# [Problem to work on]
Each line below that contains "thumbnail" counts once; report the total and nothing more.

----- Records for the task

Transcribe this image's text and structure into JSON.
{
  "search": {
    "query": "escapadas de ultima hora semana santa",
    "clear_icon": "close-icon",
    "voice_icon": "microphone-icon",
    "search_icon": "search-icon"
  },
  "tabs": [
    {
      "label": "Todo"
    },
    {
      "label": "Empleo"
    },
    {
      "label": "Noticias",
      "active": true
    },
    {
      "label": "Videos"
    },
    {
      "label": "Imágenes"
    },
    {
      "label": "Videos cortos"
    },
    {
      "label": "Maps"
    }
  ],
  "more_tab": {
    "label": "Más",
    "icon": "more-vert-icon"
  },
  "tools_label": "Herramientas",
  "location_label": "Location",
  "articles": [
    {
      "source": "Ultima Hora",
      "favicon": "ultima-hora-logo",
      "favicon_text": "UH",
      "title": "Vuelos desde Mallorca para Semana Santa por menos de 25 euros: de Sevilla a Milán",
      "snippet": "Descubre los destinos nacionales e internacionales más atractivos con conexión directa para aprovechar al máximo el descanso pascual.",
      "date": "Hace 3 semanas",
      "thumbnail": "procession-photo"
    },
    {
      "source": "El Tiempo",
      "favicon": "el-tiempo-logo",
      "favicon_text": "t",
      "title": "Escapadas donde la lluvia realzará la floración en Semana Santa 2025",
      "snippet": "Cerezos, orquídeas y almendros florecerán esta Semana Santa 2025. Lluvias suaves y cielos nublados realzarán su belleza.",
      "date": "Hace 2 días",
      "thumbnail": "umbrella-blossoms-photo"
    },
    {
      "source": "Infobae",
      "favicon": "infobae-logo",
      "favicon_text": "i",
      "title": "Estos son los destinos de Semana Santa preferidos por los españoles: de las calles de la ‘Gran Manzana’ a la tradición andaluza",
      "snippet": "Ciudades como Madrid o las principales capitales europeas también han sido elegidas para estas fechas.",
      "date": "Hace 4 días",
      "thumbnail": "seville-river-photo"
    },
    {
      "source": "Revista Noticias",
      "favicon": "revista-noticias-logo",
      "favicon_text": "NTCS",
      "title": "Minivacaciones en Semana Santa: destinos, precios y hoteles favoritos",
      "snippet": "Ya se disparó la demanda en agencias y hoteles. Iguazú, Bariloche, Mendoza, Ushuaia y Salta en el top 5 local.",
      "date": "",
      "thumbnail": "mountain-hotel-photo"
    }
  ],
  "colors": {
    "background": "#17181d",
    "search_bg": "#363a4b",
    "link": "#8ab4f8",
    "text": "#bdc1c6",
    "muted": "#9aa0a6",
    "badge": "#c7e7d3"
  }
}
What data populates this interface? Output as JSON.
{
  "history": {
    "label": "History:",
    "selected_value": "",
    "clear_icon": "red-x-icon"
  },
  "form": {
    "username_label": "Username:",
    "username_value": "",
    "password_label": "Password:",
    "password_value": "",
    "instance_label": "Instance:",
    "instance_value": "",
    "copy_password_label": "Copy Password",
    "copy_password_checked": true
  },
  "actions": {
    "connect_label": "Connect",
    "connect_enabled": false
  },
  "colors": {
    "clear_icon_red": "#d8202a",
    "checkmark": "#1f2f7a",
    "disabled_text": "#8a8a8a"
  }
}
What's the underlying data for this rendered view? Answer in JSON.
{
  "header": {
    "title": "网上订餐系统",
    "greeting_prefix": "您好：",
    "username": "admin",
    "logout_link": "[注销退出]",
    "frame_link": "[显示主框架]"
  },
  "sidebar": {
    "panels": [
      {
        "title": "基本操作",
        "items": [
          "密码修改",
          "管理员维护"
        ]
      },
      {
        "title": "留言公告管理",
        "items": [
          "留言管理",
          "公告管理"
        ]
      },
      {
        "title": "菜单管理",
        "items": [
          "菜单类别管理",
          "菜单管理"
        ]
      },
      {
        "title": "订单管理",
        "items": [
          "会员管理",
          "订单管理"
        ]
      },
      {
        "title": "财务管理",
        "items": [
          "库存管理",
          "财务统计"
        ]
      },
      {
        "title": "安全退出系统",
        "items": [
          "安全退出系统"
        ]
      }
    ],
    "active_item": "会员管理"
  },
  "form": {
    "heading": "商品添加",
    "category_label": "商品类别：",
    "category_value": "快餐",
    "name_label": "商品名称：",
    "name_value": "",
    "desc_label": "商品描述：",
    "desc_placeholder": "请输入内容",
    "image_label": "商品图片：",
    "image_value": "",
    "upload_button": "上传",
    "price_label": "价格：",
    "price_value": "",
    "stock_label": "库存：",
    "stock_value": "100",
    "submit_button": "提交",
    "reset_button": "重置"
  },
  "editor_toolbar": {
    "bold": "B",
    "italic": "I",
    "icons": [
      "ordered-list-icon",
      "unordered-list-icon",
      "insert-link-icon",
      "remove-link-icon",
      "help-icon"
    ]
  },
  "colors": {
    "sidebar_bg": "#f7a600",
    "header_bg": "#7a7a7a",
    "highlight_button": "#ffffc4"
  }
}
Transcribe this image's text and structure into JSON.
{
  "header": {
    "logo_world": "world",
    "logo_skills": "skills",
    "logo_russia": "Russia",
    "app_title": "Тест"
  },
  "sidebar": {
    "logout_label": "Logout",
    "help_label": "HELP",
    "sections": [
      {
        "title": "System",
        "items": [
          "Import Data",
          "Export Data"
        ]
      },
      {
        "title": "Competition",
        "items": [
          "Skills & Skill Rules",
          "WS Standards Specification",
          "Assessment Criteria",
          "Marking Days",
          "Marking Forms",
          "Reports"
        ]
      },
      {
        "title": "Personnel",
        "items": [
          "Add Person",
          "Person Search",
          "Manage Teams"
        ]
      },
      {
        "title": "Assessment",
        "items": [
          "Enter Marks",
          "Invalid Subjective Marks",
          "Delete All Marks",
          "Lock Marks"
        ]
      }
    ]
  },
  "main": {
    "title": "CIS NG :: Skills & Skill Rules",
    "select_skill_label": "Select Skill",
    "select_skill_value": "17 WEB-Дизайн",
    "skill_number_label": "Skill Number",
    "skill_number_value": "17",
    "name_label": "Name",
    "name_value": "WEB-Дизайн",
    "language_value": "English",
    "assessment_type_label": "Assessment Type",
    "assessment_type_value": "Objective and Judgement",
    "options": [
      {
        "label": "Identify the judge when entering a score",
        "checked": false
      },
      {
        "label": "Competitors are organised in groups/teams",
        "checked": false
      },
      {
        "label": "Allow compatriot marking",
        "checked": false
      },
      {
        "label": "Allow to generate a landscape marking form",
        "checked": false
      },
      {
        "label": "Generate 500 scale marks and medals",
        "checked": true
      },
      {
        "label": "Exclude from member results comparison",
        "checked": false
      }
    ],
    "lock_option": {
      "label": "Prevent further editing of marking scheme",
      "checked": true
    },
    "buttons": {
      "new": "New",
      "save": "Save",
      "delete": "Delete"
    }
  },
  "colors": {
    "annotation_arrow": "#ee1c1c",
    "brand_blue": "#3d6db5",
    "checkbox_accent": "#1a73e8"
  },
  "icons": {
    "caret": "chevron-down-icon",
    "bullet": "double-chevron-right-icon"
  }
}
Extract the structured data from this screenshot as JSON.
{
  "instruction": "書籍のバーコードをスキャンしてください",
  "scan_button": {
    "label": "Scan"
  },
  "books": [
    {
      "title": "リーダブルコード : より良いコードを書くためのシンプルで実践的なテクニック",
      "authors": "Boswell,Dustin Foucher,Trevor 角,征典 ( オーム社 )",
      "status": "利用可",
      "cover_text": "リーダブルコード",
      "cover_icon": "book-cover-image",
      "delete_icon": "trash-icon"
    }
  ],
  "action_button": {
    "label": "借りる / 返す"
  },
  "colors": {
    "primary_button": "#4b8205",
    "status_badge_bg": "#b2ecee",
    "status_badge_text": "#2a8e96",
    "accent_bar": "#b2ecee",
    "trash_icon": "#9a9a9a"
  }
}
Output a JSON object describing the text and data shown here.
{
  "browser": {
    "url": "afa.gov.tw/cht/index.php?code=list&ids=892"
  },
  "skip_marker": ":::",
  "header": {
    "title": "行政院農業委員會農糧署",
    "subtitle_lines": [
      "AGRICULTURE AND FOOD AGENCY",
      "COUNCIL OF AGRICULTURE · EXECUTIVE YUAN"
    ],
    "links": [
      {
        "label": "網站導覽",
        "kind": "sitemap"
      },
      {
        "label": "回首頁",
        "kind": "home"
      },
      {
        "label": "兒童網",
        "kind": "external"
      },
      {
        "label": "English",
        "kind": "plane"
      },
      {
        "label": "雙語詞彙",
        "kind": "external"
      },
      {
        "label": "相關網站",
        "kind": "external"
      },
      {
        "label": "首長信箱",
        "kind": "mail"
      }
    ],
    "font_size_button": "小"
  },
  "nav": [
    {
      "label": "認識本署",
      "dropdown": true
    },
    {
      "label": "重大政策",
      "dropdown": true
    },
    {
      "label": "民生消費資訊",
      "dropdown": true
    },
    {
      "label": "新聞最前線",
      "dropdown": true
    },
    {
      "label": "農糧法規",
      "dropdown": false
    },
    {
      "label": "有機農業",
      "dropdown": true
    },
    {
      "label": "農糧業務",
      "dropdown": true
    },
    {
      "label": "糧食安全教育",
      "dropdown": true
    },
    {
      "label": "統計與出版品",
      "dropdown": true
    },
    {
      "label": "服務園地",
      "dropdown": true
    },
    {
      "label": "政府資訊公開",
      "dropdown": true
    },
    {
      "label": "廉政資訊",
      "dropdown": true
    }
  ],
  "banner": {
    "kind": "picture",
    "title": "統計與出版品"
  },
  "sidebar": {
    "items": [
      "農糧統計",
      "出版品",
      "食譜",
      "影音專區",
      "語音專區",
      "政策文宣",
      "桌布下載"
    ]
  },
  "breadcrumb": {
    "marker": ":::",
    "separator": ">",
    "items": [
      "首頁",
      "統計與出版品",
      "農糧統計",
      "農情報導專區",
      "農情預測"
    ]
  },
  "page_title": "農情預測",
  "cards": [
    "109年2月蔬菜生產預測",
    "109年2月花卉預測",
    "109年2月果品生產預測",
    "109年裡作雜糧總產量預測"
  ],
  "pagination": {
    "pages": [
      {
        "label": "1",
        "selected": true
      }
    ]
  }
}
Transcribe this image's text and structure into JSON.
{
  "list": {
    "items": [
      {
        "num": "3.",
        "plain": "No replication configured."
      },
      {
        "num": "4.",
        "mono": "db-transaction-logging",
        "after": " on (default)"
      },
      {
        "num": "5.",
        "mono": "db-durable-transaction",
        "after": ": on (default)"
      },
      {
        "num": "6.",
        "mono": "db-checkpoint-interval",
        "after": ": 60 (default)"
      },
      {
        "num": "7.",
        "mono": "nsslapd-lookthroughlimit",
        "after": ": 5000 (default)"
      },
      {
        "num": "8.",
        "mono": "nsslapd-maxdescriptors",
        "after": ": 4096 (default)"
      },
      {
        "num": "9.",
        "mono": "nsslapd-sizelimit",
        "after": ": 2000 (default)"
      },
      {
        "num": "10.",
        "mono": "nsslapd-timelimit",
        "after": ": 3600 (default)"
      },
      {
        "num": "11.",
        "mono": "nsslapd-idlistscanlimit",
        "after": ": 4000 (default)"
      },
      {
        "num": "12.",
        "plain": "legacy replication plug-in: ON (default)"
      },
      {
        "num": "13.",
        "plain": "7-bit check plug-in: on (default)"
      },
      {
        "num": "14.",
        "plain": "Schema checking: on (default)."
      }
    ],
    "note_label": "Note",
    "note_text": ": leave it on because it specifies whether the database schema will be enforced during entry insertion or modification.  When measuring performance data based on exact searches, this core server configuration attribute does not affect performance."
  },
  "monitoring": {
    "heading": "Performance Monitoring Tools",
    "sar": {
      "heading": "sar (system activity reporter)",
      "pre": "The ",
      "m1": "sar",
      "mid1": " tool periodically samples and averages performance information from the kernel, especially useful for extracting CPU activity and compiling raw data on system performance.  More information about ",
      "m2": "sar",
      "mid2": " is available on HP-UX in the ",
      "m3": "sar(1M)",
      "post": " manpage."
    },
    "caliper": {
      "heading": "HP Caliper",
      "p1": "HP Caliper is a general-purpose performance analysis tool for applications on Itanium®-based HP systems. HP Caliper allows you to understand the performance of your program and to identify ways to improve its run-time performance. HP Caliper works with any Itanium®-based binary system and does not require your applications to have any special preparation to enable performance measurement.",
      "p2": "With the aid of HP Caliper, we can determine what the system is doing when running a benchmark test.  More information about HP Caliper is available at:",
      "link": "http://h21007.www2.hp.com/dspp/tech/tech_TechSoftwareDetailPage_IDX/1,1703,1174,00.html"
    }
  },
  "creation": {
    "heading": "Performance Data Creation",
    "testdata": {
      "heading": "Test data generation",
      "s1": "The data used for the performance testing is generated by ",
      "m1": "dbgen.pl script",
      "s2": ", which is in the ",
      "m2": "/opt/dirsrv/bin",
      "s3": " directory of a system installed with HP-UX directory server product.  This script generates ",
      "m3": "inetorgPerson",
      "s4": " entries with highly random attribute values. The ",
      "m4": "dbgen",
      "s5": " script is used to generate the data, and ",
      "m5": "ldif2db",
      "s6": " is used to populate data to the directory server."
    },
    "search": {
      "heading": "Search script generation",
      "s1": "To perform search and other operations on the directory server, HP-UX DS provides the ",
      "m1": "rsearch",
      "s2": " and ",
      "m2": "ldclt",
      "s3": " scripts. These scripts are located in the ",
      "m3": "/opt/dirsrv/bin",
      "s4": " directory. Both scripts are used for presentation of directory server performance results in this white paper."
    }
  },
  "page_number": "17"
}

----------

# [Result of this exercise]
4